It is also a function of how media is perceived in this country both by the government and the upper levels of society, business leaders and, I think, by the general population itself. In Rwanda, I don’t think that a free functioning media is seriously considered as a necessary part of democracy. In Rwanda’s democracy, it is about voting, about electing people, it’s about perhaps having opposition parties; but the media just doesn’t fit into that kind of a side things. It’s perhaps a necessary evil and a nuisance at the other end.

I don’t think that most Rwandans take the media that seriously.  Part of that is that they really haven’t had quality media for any great period of time and part of it stems from their experience with media during the genocide, when it was perceived as having actually fueled the genocide. Much of it did, and most people look at that and say that’s what a free media does, when in fact it’s exactly the opposite.

I think Rwanda’s media structure is in a very early stage. Newspapers are still very weak opposition voices. I think the newspapers that are the strongest in the country tend to support the government and make no excuses about that, and they don’t see their role as opposing. The same goes for radio in most cases. Free television, independent television is non existent. You could argue about media concentration and the closing of newspapers in the US or media in danger of closing in Canada but that doesn’t even begin to compare to the issues that Rwandan media has to deal with.

Q: What is the one thing you want to leave your students with?

SP: On the journalism side of things I’d like to leave them with the idea that they should be out there asking questions, that it’s good to ask questions and that that is what their role is, that they not only have a right to ask questions but a duty to ask questions and that they should be expecting answers.

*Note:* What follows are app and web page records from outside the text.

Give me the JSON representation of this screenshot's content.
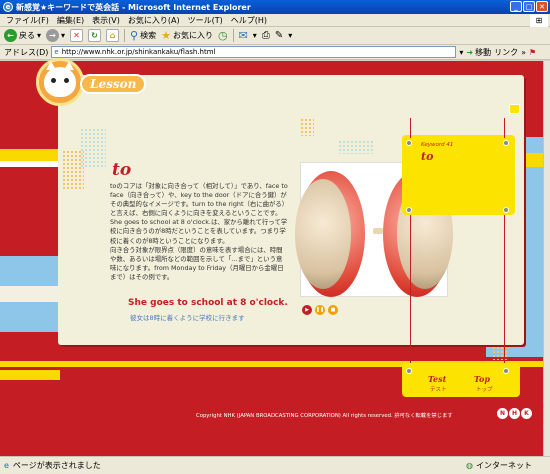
{
  "window": {
    "title": "新感覚★キーワードで英会話 - Microsoft Internet Explorer"
  },
  "menu": [
    "ファイル(F)",
    "編集(E)",
    "表示(V)",
    "お気に入り(A)",
    "ツール(T)",
    "ヘルプ(H)"
  ],
  "toolbar": {
    "back": "戻る",
    "search": "検索",
    "favorites": "お気に入り"
  },
  "address": {
    "label": "アドレス(D)",
    "url": "http://www.nhk.or.jp/shinkankaku/flash.html",
    "go": "移動",
    "links": "リンク"
  },
  "lesson": {
    "badge": "Lesson",
    "word": "to",
    "paragraphs": [
      "toのコアは「対象に向き合って（相対して）」であり、face to face（向き合って）や、key to the door（ドアに合う鍵）がその典型的なイメージです。turn to the right（右に曲がる）と言えば、右側に向くように向きを変えるということです。She goes to school at 8 o'clock.は、家から離れて行って学校に向き合うのが8時だということを表しています。つまり学校に着くのが8時ということになります。",
      "向き合う対象が限界点（限度）の意味を表す場合には、時間や数、あるいは場所などの範囲を示して「…まで」という意味になります。from Monday to Friday（月曜日から金曜日まで）はその例です。"
    ],
    "example_en": "She goes to school at 8 o'clock.",
    "example_ja": "彼女は8時に着くように学校に行きます"
  },
  "keyword_card": {
    "label": "Keyword 41",
    "word": "to"
  },
  "nav": {
    "test": "Test",
    "test_ja": "テスト",
    "top": "Top",
    "top_ja": "トップ"
  },
  "footer": {
    "copyright": "Copyright NHK (JAPAN BROADCASTING CORPORATION) All rights reserved.  許可なく転載を禁じます"
  },
  "status": {
    "text": "ページが表示されました",
    "zone": "インターネット"
  },
  "colors": {
    "accent": "#c41e24",
    "yellow": "#fde400",
    "blue": "#8dc6e8",
    "panel": "#f2efda"
  }
}
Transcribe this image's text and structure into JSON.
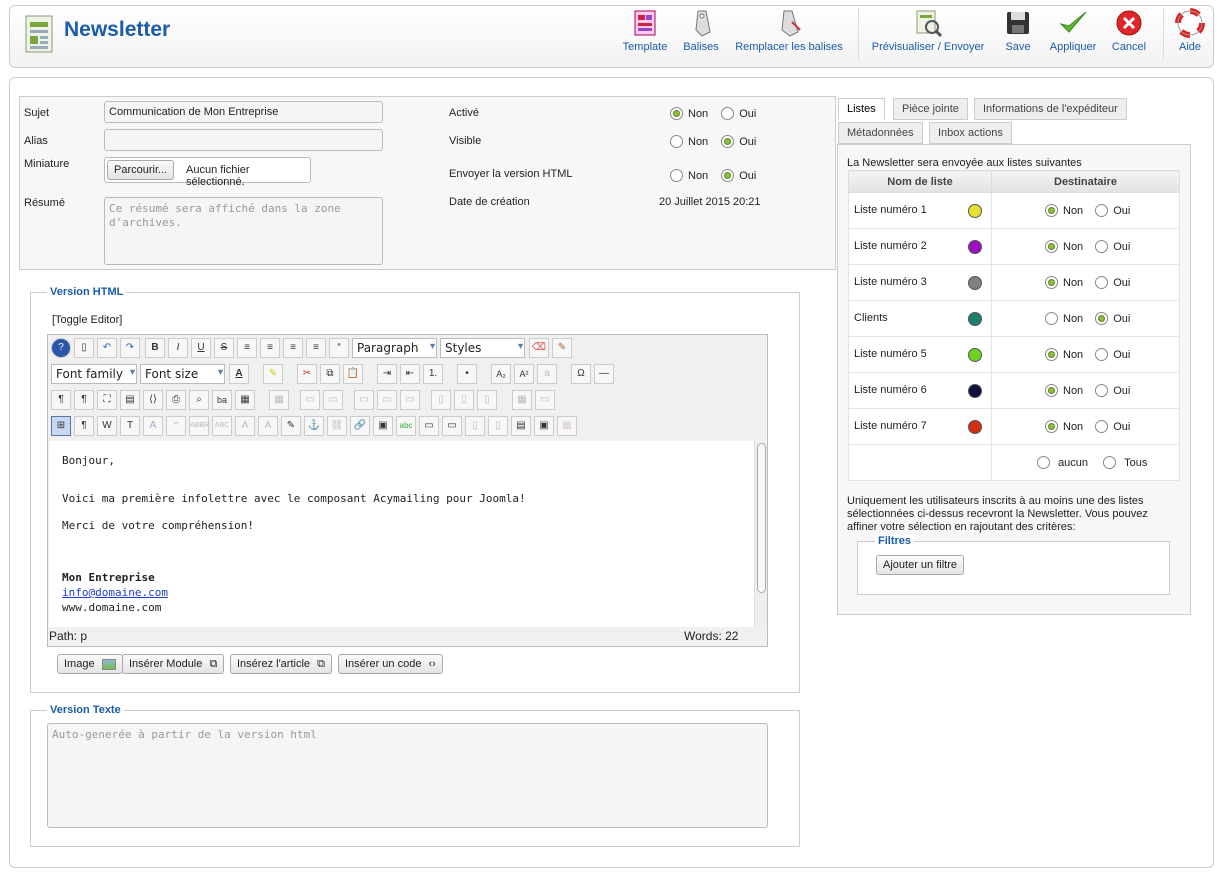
{
  "header": {
    "title": "Newsletter",
    "toolbar": [
      {
        "label": "Template",
        "icon": "template-icon"
      },
      {
        "label": "Balises",
        "icon": "tag-icon"
      },
      {
        "label": "Remplacer les balises",
        "icon": "replace-tag-icon"
      },
      {
        "label": "Prévisualiser / Envoyer",
        "icon": "preview-icon"
      },
      {
        "label": "Save",
        "icon": "save-icon"
      },
      {
        "label": "Appliquer",
        "icon": "check-icon"
      },
      {
        "label": "Cancel",
        "icon": "cancel-icon"
      },
      {
        "label": "Aide",
        "icon": "help-icon"
      }
    ]
  },
  "form": {
    "sujet_label": "Sujet",
    "sujet_value": "Communication de Mon Entreprise",
    "alias_label": "Alias",
    "alias_value": "",
    "miniature_label": "Miniature",
    "browse_label": "Parcourir...",
    "no_file": "Aucun fichier sélectionné.",
    "resume_label": "Résumé",
    "resume_placeholder": "Ce résumé sera affiché dans la zone d'archives.",
    "active_label": "Activé",
    "visible_label": "Visible",
    "html_label": "Envoyer la version HTML",
    "date_label": "Date de création",
    "date_value": "20 Juillet 2015 20:21",
    "non": "Non",
    "oui": "Oui",
    "active_value": "Non",
    "visible_value": "Oui",
    "html_value": "Oui"
  },
  "html_version": {
    "legend": "Version HTML",
    "toggle": "[Toggle Editor]",
    "paragraph": "Paragraph",
    "styles": "Styles",
    "font_family": "Font family",
    "font_size": "Font size",
    "content": {
      "greeting": "Bonjour,",
      "line1": "Voici ma première infolettre avec le composant Acymailing pour Joomla!",
      "line2": "Merci de votre compréhension!",
      "company": "Mon Entreprise",
      "email": "info@domaine.com",
      "website": "www.domaine.com"
    },
    "path": "Path: p",
    "words": "Words: 22",
    "buttons": [
      "Image",
      "Insérer Module",
      "Insérez l'article",
      "Insérer un code"
    ]
  },
  "text_version": {
    "legend": "Version Texte",
    "placeholder": "Auto-generée à partir de la version html"
  },
  "tabs": [
    "Listes",
    "Pièce jointe",
    "Informations de l'expéditeur",
    "Métadonnées",
    "Inbox actions"
  ],
  "lists_panel": {
    "intro": "La Newsletter sera envoyée aux listes suivantes",
    "col_name": "Nom de liste",
    "col_recipient": "Destinataire",
    "rows": [
      {
        "name": "Liste numéro 1",
        "color": "#e8e030",
        "value": "Non"
      },
      {
        "name": "Liste numéro 2",
        "color": "#9a10c0",
        "value": "Non"
      },
      {
        "name": "Liste numéro 3",
        "color": "#808080",
        "value": "Non"
      },
      {
        "name": "Clients",
        "color": "#1a7f70",
        "value": "Oui"
      },
      {
        "name": "Liste numéro 5",
        "color": "#70d020",
        "value": "Non"
      },
      {
        "name": "Liste numéro 6",
        "color": "#101040",
        "value": "Non"
      },
      {
        "name": "Liste numéro 7",
        "color": "#d03010",
        "value": "Non"
      }
    ],
    "aucun": "aucun",
    "tous": "Tous",
    "note": "Uniquement les utilisateurs inscrits à au moins une des listes sélectionnées ci-dessus recevront la Newsletter. Vous pouvez affiner votre sélection en rajoutant des critères:",
    "filters_legend": "Filtres",
    "add_filter": "Ajouter un filtre"
  }
}
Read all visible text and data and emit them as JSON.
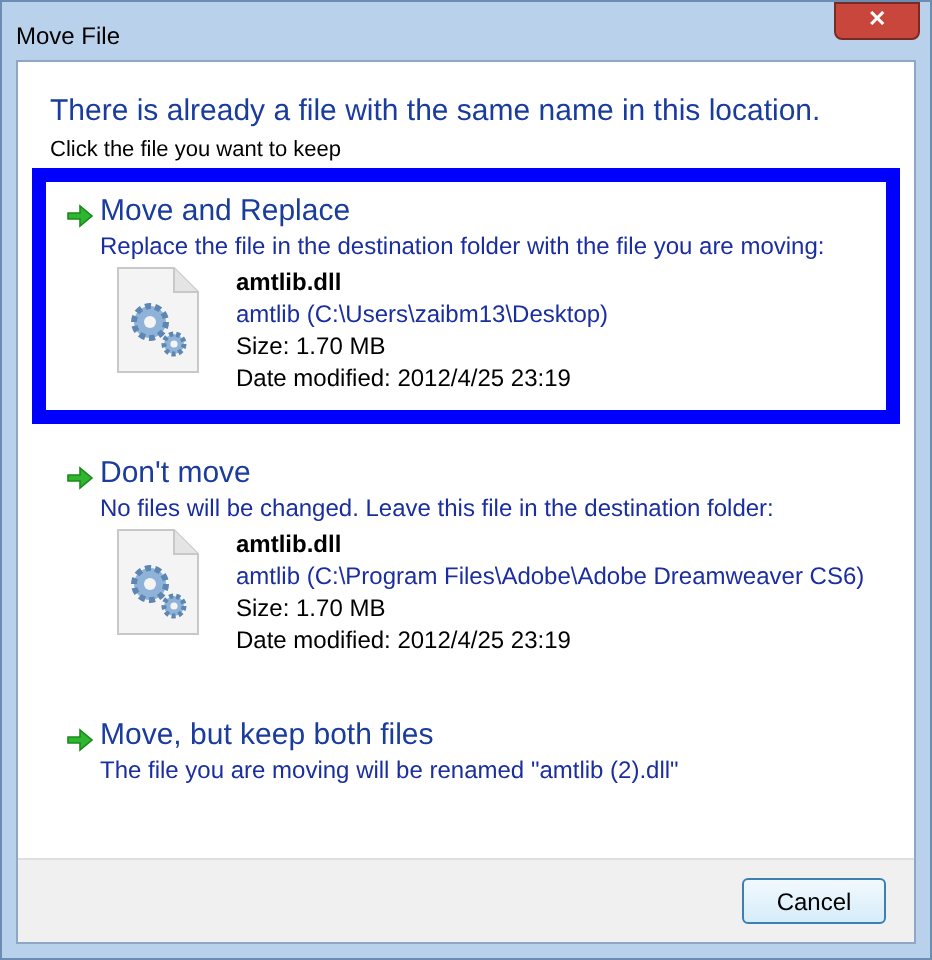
{
  "window": {
    "title": "Move File",
    "close": "✕"
  },
  "heading": "There is already a file with the same name in this location.",
  "instruction": "Click the file you want to keep",
  "options": [
    {
      "kind": "file",
      "selected": true,
      "title": "Move and Replace",
      "description": "Replace the file in the destination folder with the file you are moving:",
      "file": {
        "name": "amtlib.dll",
        "location": "amtlib (C:\\Users\\zaibm13\\Desktop)",
        "size": "Size: 1.70 MB",
        "modified": "Date modified: 2012/4/25 23:19"
      }
    },
    {
      "kind": "file",
      "selected": false,
      "title": "Don't move",
      "description": "No files will be changed. Leave this file in the destination folder:",
      "file": {
        "name": "amtlib.dll",
        "location": "amtlib (C:\\Program Files\\Adobe\\Adobe Dreamweaver CS6)",
        "size": "Size: 1.70 MB",
        "modified": "Date modified: 2012/4/25 23:19"
      }
    },
    {
      "kind": "plain",
      "selected": false,
      "title": "Move, but keep both files",
      "description": "The file you are moving will be renamed \"amtlib (2).dll\""
    }
  ],
  "buttons": [
    "Cancel"
  ]
}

I think journalists in this country are really no different than  the rest of the population. They feel that somehow it is wrong to ask questions, that it is disrespectful, that it is not their position to know some of these things or even to question their leaders. It’s counterproductive as far as journalism is concerned. It doesn’t lead anywhere because you have stories that simply glorify what everybody up to the lowest official is doing and that don’t really get to the root of some of the issues that need to be addressed in this country. There are exceptions but, by and large, that’s the main problem.

So when I talk to the students that I teach beyond teaching them television production and how to use cameras and the technology, I try to get across what we take for granted in North America — that journalists should be asking questions and should question authority figures and should look for problems that exist in society and try to dig to find out why those problems exist and what can perhaps be done to fix them. There is no tradition of that in Rwanda and that has got to change.

(Photo by Antonio Aragon.)